A Delaware bankruptcy judge on Wednesday approved specialty home decor retailer Z Gallerie LLC’s disclosure statement to be sent to creditors for voting on its Chapter 11 plan after revisions assuaged concerns from the Office of the U.S. Trustee.
During a hearing in Wilmington, U.S. Bankruptcy Judge Laurie Selber Silverstein said she would sign off on the disclosure once final revisions are added as she deemed it complete enough to send to creditors to solicit their votes on a two-track plan that would either divvy proceeds from a sale of assets or debt-for-equity swap.
Z Gallerie’s attorney Joshua M. Altman of Kirkland & Ellis LLP told the judge a revised disclosure statement was submitted with the court Tuesday, the day after the federal bankruptcy watchdog told the court that the document was lacking in key details.
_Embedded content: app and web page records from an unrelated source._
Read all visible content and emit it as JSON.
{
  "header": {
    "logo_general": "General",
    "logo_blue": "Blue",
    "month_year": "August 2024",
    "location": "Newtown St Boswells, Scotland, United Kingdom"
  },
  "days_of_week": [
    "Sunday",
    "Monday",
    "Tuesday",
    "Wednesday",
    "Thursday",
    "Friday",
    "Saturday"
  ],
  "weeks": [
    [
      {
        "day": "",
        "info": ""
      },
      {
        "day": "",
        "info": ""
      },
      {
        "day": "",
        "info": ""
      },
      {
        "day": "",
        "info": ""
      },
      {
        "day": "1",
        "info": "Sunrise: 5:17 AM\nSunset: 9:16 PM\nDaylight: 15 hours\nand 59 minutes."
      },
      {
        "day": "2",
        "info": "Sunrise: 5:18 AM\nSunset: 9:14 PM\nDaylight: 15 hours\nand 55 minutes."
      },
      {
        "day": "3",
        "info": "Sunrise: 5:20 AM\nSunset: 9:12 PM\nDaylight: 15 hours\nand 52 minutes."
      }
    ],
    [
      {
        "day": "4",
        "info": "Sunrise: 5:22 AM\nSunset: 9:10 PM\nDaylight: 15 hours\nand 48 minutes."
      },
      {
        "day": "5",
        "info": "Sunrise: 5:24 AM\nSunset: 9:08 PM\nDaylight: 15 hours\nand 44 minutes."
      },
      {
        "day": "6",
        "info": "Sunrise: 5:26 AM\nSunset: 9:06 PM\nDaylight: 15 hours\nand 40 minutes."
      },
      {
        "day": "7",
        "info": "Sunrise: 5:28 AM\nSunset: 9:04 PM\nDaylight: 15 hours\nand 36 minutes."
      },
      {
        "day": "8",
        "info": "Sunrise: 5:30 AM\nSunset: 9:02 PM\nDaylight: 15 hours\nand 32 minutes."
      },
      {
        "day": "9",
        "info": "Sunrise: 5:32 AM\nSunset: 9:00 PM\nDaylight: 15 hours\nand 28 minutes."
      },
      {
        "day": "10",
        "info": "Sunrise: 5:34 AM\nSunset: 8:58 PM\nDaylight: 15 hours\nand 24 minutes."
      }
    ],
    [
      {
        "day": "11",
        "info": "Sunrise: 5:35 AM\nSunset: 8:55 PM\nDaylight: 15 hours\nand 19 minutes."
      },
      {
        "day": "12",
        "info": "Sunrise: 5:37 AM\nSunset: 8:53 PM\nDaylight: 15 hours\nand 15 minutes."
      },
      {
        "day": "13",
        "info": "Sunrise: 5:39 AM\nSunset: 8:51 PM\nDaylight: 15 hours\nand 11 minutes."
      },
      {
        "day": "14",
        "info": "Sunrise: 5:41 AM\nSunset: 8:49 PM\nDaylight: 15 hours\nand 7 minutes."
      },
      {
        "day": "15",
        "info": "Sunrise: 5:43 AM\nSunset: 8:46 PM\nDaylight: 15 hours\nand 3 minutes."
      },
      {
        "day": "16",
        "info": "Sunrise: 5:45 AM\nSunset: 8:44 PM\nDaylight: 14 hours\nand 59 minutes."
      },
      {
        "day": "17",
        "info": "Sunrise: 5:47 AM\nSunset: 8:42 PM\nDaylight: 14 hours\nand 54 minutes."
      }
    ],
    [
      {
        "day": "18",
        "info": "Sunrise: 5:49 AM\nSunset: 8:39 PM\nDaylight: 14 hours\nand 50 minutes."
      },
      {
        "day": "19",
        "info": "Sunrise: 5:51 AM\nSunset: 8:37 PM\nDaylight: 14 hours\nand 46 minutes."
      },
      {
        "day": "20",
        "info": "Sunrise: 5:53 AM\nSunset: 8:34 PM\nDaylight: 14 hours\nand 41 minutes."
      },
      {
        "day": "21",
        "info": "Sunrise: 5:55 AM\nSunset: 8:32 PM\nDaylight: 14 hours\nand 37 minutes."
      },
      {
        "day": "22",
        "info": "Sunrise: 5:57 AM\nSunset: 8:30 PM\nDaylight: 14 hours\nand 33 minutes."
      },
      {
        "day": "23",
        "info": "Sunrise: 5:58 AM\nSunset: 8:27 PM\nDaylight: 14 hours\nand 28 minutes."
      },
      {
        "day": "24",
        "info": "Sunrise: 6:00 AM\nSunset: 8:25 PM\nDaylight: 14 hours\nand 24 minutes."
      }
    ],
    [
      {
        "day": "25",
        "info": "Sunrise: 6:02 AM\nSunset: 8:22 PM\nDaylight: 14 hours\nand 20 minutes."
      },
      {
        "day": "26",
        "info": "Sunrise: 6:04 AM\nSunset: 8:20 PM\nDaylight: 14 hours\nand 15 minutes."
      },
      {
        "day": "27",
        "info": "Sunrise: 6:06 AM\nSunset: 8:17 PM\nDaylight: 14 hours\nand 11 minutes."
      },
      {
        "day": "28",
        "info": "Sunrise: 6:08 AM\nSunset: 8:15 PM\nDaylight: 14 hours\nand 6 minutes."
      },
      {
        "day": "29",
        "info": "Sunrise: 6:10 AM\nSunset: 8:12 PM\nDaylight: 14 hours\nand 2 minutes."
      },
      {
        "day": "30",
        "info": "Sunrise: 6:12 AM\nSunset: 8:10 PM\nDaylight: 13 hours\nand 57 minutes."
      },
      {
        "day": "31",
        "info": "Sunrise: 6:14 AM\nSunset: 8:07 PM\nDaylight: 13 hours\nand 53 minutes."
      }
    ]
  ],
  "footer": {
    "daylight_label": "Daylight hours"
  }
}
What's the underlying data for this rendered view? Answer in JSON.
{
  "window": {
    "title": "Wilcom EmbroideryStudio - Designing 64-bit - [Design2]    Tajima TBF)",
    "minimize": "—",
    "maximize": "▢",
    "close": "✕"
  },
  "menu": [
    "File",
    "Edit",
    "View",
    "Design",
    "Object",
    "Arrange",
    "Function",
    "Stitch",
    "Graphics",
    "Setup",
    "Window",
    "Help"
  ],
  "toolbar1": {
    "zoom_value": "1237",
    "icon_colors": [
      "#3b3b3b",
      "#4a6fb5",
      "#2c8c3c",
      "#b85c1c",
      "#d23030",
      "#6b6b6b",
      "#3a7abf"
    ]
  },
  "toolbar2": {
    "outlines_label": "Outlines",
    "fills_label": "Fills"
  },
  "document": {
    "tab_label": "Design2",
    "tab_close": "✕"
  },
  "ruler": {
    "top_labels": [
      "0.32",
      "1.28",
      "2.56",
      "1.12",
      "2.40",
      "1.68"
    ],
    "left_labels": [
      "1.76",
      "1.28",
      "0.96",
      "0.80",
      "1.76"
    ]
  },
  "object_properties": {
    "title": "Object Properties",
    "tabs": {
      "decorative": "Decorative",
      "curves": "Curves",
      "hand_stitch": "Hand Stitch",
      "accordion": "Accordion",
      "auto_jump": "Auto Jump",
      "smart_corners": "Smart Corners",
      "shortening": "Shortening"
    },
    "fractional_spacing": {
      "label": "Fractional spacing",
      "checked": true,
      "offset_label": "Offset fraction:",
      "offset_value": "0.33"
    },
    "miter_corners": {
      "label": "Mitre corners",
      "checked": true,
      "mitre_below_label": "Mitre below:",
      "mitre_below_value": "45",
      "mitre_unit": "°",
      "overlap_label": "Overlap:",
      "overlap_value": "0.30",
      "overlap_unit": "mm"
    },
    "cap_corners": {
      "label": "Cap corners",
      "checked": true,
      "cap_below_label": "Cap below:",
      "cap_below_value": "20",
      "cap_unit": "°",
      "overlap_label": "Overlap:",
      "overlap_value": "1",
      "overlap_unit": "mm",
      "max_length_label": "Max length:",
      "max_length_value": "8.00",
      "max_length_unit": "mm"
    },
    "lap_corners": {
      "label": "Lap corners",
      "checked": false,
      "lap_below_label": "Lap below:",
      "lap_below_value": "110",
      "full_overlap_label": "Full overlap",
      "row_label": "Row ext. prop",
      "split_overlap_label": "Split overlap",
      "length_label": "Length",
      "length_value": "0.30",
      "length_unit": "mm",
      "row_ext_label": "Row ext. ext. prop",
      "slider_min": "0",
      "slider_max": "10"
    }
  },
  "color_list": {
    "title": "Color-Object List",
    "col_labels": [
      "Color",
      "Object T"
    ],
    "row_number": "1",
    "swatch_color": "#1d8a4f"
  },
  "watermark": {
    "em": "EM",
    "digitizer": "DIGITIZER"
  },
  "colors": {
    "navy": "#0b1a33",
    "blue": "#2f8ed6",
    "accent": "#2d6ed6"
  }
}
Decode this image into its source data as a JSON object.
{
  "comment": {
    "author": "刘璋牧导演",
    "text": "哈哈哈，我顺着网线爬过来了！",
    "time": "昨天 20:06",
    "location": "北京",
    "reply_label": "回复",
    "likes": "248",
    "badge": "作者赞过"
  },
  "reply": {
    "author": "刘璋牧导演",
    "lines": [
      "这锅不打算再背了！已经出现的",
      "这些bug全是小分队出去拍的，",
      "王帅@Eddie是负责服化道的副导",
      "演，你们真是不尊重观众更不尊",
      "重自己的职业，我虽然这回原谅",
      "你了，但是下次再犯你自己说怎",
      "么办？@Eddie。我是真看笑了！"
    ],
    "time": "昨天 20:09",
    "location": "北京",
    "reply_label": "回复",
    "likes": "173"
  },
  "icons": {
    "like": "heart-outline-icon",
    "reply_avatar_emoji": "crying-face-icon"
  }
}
In an objection filed Monday, U.S. trustee representative Jaclyn Weissgerber said Z Gallerie’s plan disclosure statement did not meet the standards of the bankruptcy code that require adequate information about a Chapter 11 plan to be provided to creditors when soliciting their votes.
“It does not contain a liquidation analysis, demonstrate the plan’s feasibility, or include projected recoveries for voting creditors,” the objection said. Section 1125 of the U.S. Bankruptcy Code describes the adequacy of disclosure statements and requires a debtor to inform creditors about what their recoveries would be in a liquidation and a reorganization, among other things.
Z Gallerie came to court in March with a prepackaged Chapter 11 plan to pursue either an all-asset sale of its 76-store retail chain or a debt-for-equity swap with a secured creditor. Closings are ongoing at 17 of the stores, according to the disclosure statement. Z Gallerie attorney Justin R. Bernbrock of Kirkland & Ellis LLP told the judge that multiple prospective buyers have expressed interest in Z Gallerie's assets and the company is working with those parties in the hopes of preparing bids by a May 16 deadline.
If a qualified bid is submitted, Z Gallerie said it may seek to assign a stalking horse and bid protections in advance of an auction. Z Gallerie plans to hold a confirmation hearing in June, according to the disclosure statement.
The company came into Chapter 11 with $138 million in debt in the form of $19 million of senior secured revolving loans, $91 million in senior secured term loans, $10 million in senior unsecured notes and $17 million in senior unsecured refinancing notes.
According to the disclosure statement, secured claims are projected to be recovered at 100 percent except for secured term loan claims, which could see a recovery of up to only 10 percent. General unsecured claims are not expected to see any recovery unless there are funds left after other creditor classes are paid, the disclosure statement said.
The revised disclosure also included a liquidation analysis that determined creditor classes will get recoveries that are not less than what they would have in a Chapter 7 liquidation and certain financial projections including anticipated company earnings and expenses.
Z Galleries’ interim President and CEO Mark Weinsten said in a first-day declaration that a series of decisions made by the company did not pan out in the wake of a 2014 transaction that saw the three siblings who founded the company sell off a 70% stake in Z Gallerie to affiliates of Brentwood Associates.
Since that deal, the retailer has opened more stores, opened a new distribution center in Atlanta and failed to adequately develop its e-commerce platforms, according to the declaration. The results of these actions did not meet the company's expectations, as the stores did not perform as anticipated, the distribution center disrupted logistics and added costs, and the lackluster web sales platform limited e-commerce growth, Weinsten said.
The missteps combined with larger industry trends affecting the retail sector — especially brick-and-mortar retailers — have left Z Gallerie with less than $2 million in cash, despite recent efforts to address the problems.
Z Gallerie was formed in 1979 by Joe, Carole and Mike Zeiden when they started a poster-selling and framing business out of their parents' garage in Sherman Oaks, California. The brand expanded to home furnishings and decor, eventually growing to 76 stores in 28 states.
The debtor is represented by Domenic E. Pacitti and Michael W. Yurkewicz of Klehr Harrison Harvey Branzburg LLP and Joshua A. Sussberg, Joshua M. Altman and Justin R. Bernbrock of Kirkland & Ellis LLP.
The U.S. trustee is represented by Jaclyn Weissgerber.
The case is In re: Z Gallerie LLC et al., case number 1:19-bk-10488, in the U.S. Bankruptcy Court for the District of Delaware.